Restate the whole listing below word for word and keep the images out.

→ Given information
- Opening Delimiter -
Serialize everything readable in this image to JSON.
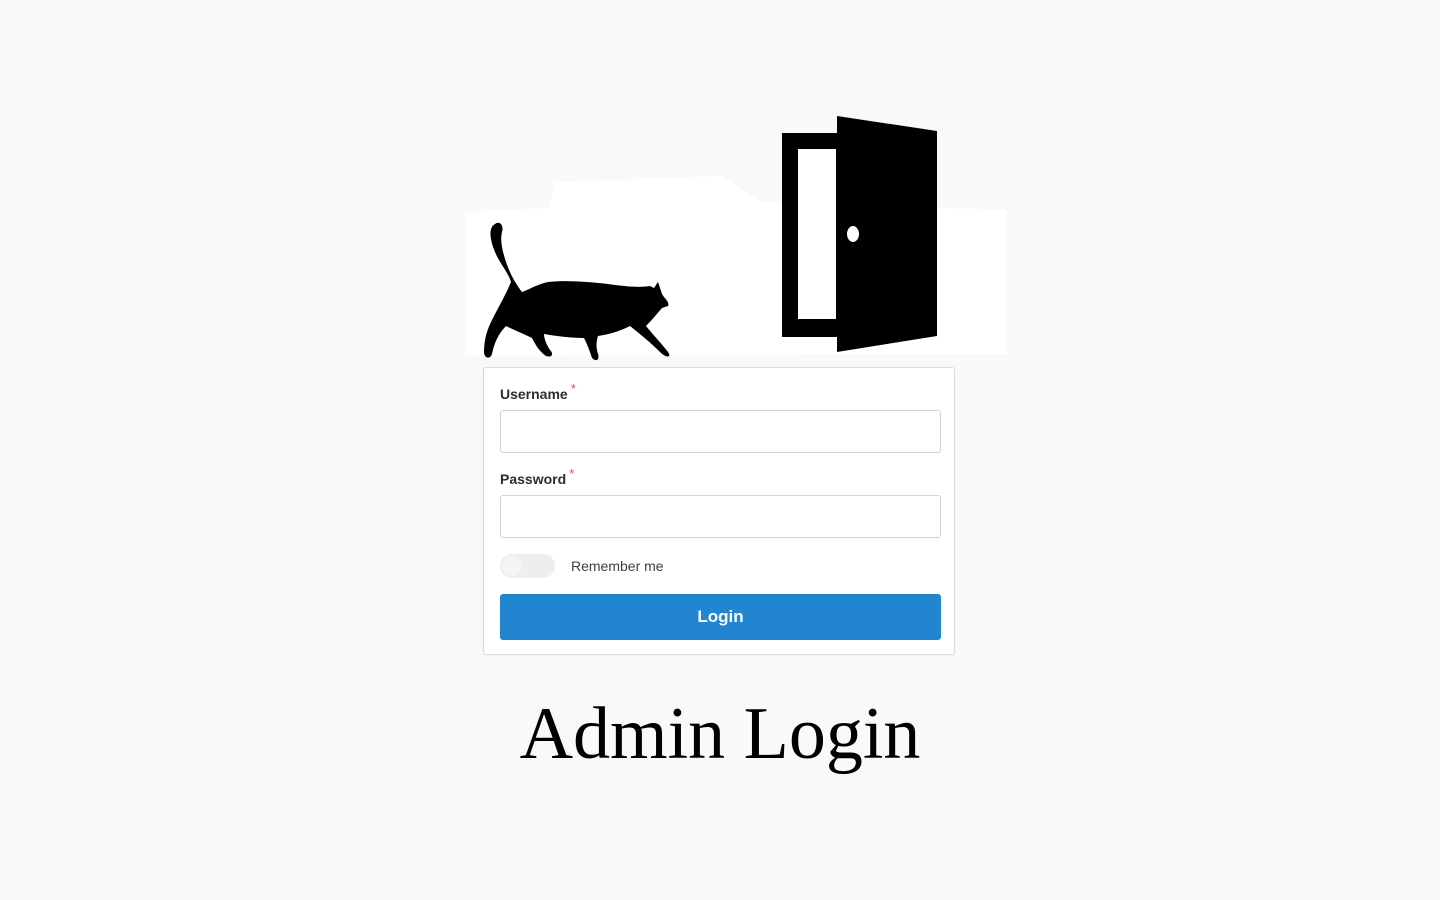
{
  "form": {
    "username_label": "Username",
    "username_required_mark": "*",
    "username_value": "",
    "password_label": "Password",
    "password_required_mark": "*",
    "password_value": "",
    "remember_label": "Remember me",
    "remember_checked": false,
    "login_button_label": "Login"
  },
  "page": {
    "heading": "Admin Login"
  },
  "illustration": {
    "icons": [
      "walking-cat-icon",
      "open-door-icon"
    ]
  },
  "colors": {
    "primary_button": "#2185d0",
    "required_mark": "#d9534f",
    "background": "#f8f9fb"
  }
}
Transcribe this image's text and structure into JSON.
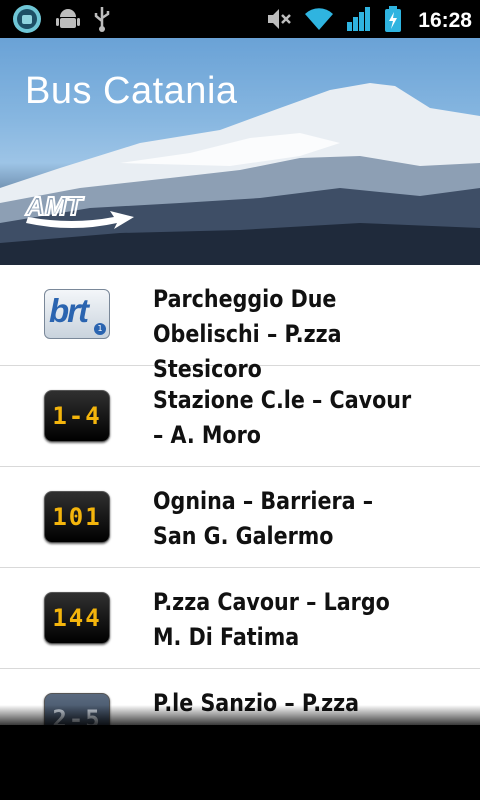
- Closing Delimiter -
→ Written reply
Serialize everything readable in this image to JSON.
{
  "form": {
    "username_label": "Username",
    "username_required_mark": "*",
    "username_value": "",
    "password_label": "Password",
    "password_required_mark": "*",
    "password_value": "",
    "remember_label": "Remember me",
    "remember_checked": false,
    "login_button_label": "Login"
  },
  "page": {
    "heading": "Admin Login"
  },
  "illustration": {
    "icons": [
      "walking-cat-icon",
      "open-door-icon"
    ]
  },
  "colors": {
    "primary_button": "#2185d0",
    "required_mark": "#d9534f",
    "background": "#f8f9fb"
  }
}
Transcribe this image's text and structure into JSON.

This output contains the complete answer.